The AFP Foundation is inviting print, broadcast and online journalists whose works hold public figures accountable to submit entries form its African Fact-Checking Awards and compete for cash prizes.
Organised through Africa Check, a project of the AFP Foundation, the African Fact-Checking Awards will also recognise journalism that exposes misleading claims made by public institutions.
Works must be original pieces of fact-checking journalism first published or broadcast between September 1, 2016 and August 31, 2017 by a media house based in Africa. Entries may have been published or broadcast in French or English. The deadline is August 31, 2017.
Two winners will receive a cash prize of US $2,000, and two runners-up will receive a prize of US $1,000 each. There will also be a US $500 prize each for a winner of the best report by a student journalist in English- and French-speaking media.
The African Fact-Checking Awards, now in its fourth edition, were set up specifically to honour the best, non-partisan fact-checking journalism by working and student journalists on the continent.
In 2017, the organisers have added a student category as fact-checking continues to become an essential skill for any mainstream journalist to acquire.

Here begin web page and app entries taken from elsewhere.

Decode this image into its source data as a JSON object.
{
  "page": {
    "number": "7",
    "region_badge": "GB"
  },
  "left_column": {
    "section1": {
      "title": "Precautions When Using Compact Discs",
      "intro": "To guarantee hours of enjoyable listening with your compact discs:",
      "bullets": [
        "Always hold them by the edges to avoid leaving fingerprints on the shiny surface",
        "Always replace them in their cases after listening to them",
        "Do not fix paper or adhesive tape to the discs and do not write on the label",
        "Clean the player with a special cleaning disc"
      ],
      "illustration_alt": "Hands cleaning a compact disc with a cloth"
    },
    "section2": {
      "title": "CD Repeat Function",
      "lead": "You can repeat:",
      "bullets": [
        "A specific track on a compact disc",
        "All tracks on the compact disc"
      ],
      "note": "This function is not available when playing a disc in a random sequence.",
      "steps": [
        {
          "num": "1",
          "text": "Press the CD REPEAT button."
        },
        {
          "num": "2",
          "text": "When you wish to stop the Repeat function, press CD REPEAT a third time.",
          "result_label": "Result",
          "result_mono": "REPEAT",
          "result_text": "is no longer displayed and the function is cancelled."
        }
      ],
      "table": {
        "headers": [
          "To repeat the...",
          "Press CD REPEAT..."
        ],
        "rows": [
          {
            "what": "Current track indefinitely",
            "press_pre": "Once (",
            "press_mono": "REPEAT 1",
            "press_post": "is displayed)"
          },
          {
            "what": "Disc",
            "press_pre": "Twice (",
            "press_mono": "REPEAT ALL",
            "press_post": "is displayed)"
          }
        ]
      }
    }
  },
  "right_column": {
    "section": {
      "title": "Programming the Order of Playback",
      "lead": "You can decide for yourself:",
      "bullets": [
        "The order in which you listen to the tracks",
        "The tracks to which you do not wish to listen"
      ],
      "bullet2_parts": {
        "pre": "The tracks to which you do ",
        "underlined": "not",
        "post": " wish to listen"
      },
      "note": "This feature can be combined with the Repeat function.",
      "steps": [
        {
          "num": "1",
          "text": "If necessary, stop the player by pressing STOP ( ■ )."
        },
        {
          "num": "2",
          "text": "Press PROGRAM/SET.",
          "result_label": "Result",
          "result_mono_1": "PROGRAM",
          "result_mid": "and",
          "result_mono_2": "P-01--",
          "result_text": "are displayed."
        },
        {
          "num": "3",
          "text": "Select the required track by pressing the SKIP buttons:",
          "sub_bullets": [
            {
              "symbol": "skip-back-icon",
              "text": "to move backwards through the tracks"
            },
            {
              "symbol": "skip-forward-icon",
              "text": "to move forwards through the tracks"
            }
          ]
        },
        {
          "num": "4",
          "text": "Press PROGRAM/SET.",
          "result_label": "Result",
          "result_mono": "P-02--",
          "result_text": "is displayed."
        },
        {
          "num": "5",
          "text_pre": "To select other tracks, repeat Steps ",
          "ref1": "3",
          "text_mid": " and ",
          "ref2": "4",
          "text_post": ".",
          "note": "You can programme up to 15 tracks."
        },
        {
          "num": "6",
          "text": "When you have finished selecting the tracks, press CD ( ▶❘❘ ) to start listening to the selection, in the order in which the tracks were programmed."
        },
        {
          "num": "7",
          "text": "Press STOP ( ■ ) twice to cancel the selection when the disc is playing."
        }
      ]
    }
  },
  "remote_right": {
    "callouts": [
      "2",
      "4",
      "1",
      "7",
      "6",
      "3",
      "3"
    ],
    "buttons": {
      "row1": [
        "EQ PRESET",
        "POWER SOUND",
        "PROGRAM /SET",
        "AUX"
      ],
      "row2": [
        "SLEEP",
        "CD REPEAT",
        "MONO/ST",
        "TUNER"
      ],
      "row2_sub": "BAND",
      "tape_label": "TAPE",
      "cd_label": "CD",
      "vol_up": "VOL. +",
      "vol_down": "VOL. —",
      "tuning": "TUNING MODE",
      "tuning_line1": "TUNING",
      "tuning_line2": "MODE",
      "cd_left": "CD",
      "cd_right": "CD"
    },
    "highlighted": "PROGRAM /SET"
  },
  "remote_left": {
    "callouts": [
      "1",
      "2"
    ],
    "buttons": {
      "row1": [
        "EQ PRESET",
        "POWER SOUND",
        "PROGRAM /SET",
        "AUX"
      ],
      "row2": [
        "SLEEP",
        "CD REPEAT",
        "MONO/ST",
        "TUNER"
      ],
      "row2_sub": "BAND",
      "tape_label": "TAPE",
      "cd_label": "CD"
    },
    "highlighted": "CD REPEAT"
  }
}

Since launch, the awards has run them in partnership with the African Media Initiative (AMI) with support from the AFP news agency and the Shuttleworth Foundation. This year, the awards will be held in partnership with the Global Investigative Journalism Network, at the GIJN conference in Johannesburg, South Africa in November 2017.
Awards for working journalists
- Best fact-checking report by a journalist in Anglophone media
- Best fact-checking report by a journalist in Francophone media
Awards for students
- Best fact-checking report by a student journalist published in Anglophone campus media or blog
- Best fact-checking report by a student journalist published in Francophone campus media or blog
Entries – which can be submitted online – must be true fact-checking reports that focus solely on investigating fairly the accuracy of a claim made in public debate.
Criteria for judging entries:
- The significance for wider society of the claim that was investigated
- How well the claim was tested against the available evidence
- How well the piece presented the evidence for and against the claim
- The impact that the publication had on public debate on the topic